Data provided
-.-.-

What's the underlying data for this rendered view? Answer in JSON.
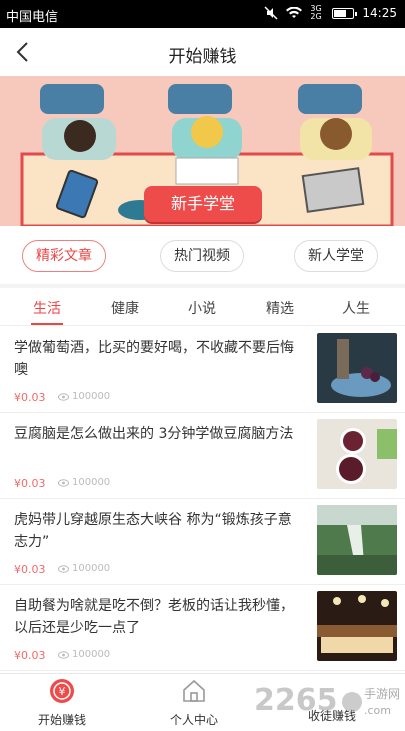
{
  "statusbar": {
    "carrier": "中国电信",
    "network": "3G 2G",
    "time": "14:25"
  },
  "navbar": {
    "title": "开始赚钱"
  },
  "banner": {
    "button": "新手学堂"
  },
  "categories": [
    "精彩文章",
    "热门视频",
    "新人学堂"
  ],
  "tabs": [
    "生活",
    "健康",
    "小说",
    "精选",
    "人生"
  ],
  "articles": [
    {
      "title": "学做葡萄酒，比买的要好喝，不收藏不要后悔噢",
      "price": "¥0.03",
      "views": "100000"
    },
    {
      "title": "豆腐脑是怎么做出来的 3分钟学做豆腐脑方法",
      "price": "¥0.03",
      "views": "100000"
    },
    {
      "title": "虎妈带儿穿越原生态大峡谷 称为“锻炼孩子意志力”",
      "price": "¥0.03",
      "views": "100000"
    },
    {
      "title": "自助餐为啥就是吃不倒？老板的话让我秒懂，以后还是少吃一点了",
      "price": "¥0.03",
      "views": "100000"
    }
  ],
  "bottom": {
    "earn": "开始赚钱",
    "profile": "个人中心",
    "apprentice": "收徒赚钱"
  },
  "watermark": {
    "brand": "2265",
    "site": "手游网",
    "domain": ".com"
  },
  "colors": {
    "accent": "#ee4b4b",
    "banner_bg": "#f7c9bd"
  }
}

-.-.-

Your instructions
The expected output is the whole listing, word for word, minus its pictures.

Result for this exercise
What's the underlying data for this rendered view? Answer in JSON.
{
  "statusbar": {
    "carrier": "中国电信",
    "network": "3G 2G",
    "time": "14:25"
  },
  "navbar": {
    "title": "开始赚钱"
  },
  "banner": {
    "button": "新手学堂"
  },
  "categories": [
    "精彩文章",
    "热门视频",
    "新人学堂"
  ],
  "tabs": [
    "生活",
    "健康",
    "小说",
    "精选",
    "人生"
  ],
  "articles": [
    {
      "title": "学做葡萄酒，比买的要好喝，不收藏不要后悔噢",
      "price": "¥0.03",
      "views": "100000"
    },
    {
      "title": "豆腐脑是怎么做出来的 3分钟学做豆腐脑方法",
      "price": "¥0.03",
      "views": "100000"
    },
    {
      "title": "虎妈带儿穿越原生态大峡谷 称为“锻炼孩子意志力”",
      "price": "¥0.03",
      "views": "100000"
    },
    {
      "title": "自助餐为啥就是吃不倒？老板的话让我秒懂，以后还是少吃一点了",
      "price": "¥0.03",
      "views": "100000"
    }
  ],
  "bottom": {
    "earn": "开始赚钱",
    "profile": "个人中心",
    "apprentice": "收徒赚钱"
  },
  "watermark": {
    "brand": "2265",
    "site": "手游网",
    "domain": ".com"
  },
  "colors": {
    "accent": "#ee4b4b",
    "banner_bg": "#f7c9bd"
  }
}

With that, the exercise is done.